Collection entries
************

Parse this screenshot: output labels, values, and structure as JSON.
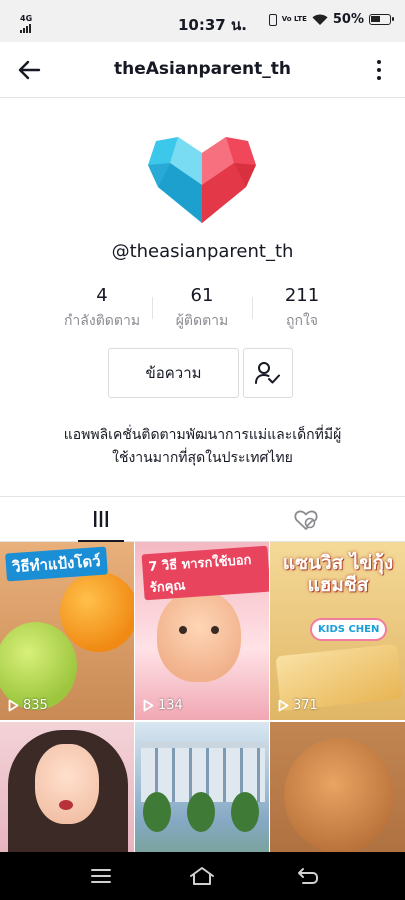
{
  "status_bar": {
    "network": "4G",
    "time": "10:37 น.",
    "volte": "Vo LTE",
    "battery": "50%"
  },
  "header": {
    "title": "theAsianparent_th",
    "back_icon": "arrow-left-icon",
    "more_icon": "more-vertical-icon"
  },
  "profile": {
    "avatar_icon": "heart-logo-icon",
    "avatar_colors": {
      "left": "#3cc8ea",
      "right": "#f0475a"
    },
    "username": "@theasianparent_th",
    "stats": [
      {
        "value": "4",
        "label": "กำลังติดตาม"
      },
      {
        "value": "61",
        "label": "ผู้ติดตาม"
      },
      {
        "value": "211",
        "label": "ถูกใจ"
      }
    ],
    "message_button": "ข้อความ",
    "follow_icon": "user-check-icon",
    "bio_line1": "แอพพลิเคชั่นติดตามพัฒนาการแม่และเด็กที่มีผู้",
    "bio_line2": "ใช้งานมากที่สุดในประเทศไทย"
  },
  "tabs": {
    "videos_icon": "grid-videos-icon",
    "liked_icon": "liked-hidden-icon"
  },
  "videos": [
    {
      "title": "วิธีทำแป้งโดว์",
      "views": "835"
    },
    {
      "title": "7 วิธี ทารกใช้บอกรักคุณ",
      "views": "134"
    },
    {
      "title": "แซนวิส ไข่กุ้งแฮมชีส",
      "badge": "KIDS CHEN",
      "views": "371"
    },
    {
      "title": ""
    },
    {
      "title": ""
    },
    {
      "title": ""
    }
  ],
  "navbar": {
    "menu_icon": "menu-icon",
    "home_icon": "home-icon",
    "back_icon": "back-icon"
  }
}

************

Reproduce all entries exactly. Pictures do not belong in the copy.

Parse this screenshot: output labels, values, and structure as JSON.
{
  "status_bar": {
    "network": "4G",
    "time": "10:37 น.",
    "volte": "Vo LTE",
    "battery": "50%"
  },
  "header": {
    "title": "theAsianparent_th",
    "back_icon": "arrow-left-icon",
    "more_icon": "more-vertical-icon"
  },
  "profile": {
    "avatar_icon": "heart-logo-icon",
    "avatar_colors": {
      "left": "#3cc8ea",
      "right": "#f0475a"
    },
    "username": "@theasianparent_th",
    "stats": [
      {
        "value": "4",
        "label": "กำลังติดตาม"
      },
      {
        "value": "61",
        "label": "ผู้ติดตาม"
      },
      {
        "value": "211",
        "label": "ถูกใจ"
      }
    ],
    "message_button": "ข้อความ",
    "follow_icon": "user-check-icon",
    "bio_line1": "แอพพลิเคชั่นติดตามพัฒนาการแม่และเด็กที่มีผู้",
    "bio_line2": "ใช้งานมากที่สุดในประเทศไทย"
  },
  "tabs": {
    "videos_icon": "grid-videos-icon",
    "liked_icon": "liked-hidden-icon"
  },
  "videos": [
    {
      "title": "วิธีทำแป้งโดว์",
      "views": "835"
    },
    {
      "title": "7 วิธี ทารกใช้บอกรักคุณ",
      "views": "134"
    },
    {
      "title": "แซนวิส ไข่กุ้งแฮมชีส",
      "badge": "KIDS CHEN",
      "views": "371"
    },
    {
      "title": ""
    },
    {
      "title": ""
    },
    {
      "title": ""
    }
  ],
  "navbar": {
    "menu_icon": "menu-icon",
    "home_icon": "home-icon",
    "back_icon": "back-icon"
  }
}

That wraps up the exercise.